Djalkiri: Yolngu Art, Collaborations and Collections

Edited by Rebecca J. Conway

Djalkiri are footprints, ancestral imprints on the landscape that provide the Yolŋu people of eastern Arnhem Land with their spiritual foundations.
This book explores Yolŋu art and material culture through the voices of those who have been involved with Yolŋu collections over time. With contributions from Yolŋu elders and artists, art historians and museum curators, it describes how communities and museums have worked together in the past, how the relationship has changed, and how Yolŋu philosophies can guide how we engage with Yolŋu art. Some of the collections featured here were created almost 100 years ago and have rarely been on public display. In Djalkiri, members of the Milingimbi/Yurrwi Island, Ramingining and Yirrkala communities offer insight into their historical, contemporary, and deeper time meanings.

Generally the first composition an artist would learn to know closely would be one painted ceremoniously on his own body, for rites of initiation into adulthood at puberty...

- Djon Mundine, The Native Born, 2000

Indigenous studies

Rebecca J. Conway

Rebecca Conway is a curator of ethnography with Sydney University Museums.
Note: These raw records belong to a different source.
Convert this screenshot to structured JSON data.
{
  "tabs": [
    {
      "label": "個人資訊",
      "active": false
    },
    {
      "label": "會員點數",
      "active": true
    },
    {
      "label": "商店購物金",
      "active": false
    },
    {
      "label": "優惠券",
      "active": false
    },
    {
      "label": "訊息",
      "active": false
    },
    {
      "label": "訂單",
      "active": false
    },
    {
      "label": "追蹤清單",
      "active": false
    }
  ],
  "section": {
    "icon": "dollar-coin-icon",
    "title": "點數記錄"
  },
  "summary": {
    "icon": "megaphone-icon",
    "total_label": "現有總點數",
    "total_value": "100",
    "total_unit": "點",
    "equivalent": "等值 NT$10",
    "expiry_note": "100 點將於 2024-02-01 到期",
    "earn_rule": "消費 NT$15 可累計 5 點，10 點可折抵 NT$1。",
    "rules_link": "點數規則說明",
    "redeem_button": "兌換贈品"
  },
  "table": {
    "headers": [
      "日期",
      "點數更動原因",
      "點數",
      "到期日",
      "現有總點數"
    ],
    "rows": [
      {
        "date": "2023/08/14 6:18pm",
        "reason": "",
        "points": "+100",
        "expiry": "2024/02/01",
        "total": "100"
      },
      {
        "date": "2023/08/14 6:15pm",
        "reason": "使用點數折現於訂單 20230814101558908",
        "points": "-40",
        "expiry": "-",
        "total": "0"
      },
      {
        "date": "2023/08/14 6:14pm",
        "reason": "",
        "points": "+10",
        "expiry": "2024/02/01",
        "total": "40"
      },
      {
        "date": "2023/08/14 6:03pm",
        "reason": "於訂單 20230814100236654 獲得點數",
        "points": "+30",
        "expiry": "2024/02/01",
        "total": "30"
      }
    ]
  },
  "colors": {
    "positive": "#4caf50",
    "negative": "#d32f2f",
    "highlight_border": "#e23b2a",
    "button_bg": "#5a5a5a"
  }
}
She has worked with a diversity of cultural materials in a variety of capacities: from Asia, Africa and the Americas, to Australia and the Pacific, from collection management to curatorial.

Sydney University Press

Sydney University Press is a not-for-profit, scholarly publisher of research-based books that engage, inspire and stimulate debate. We believe in the value of research, and the power of books to change the world. Our mission is to enable, support and facilitate the sharing of outstanding research.

Djalkiri: Yolngu Art, Collaborations and Collections
World ex ANZ
Susan Murray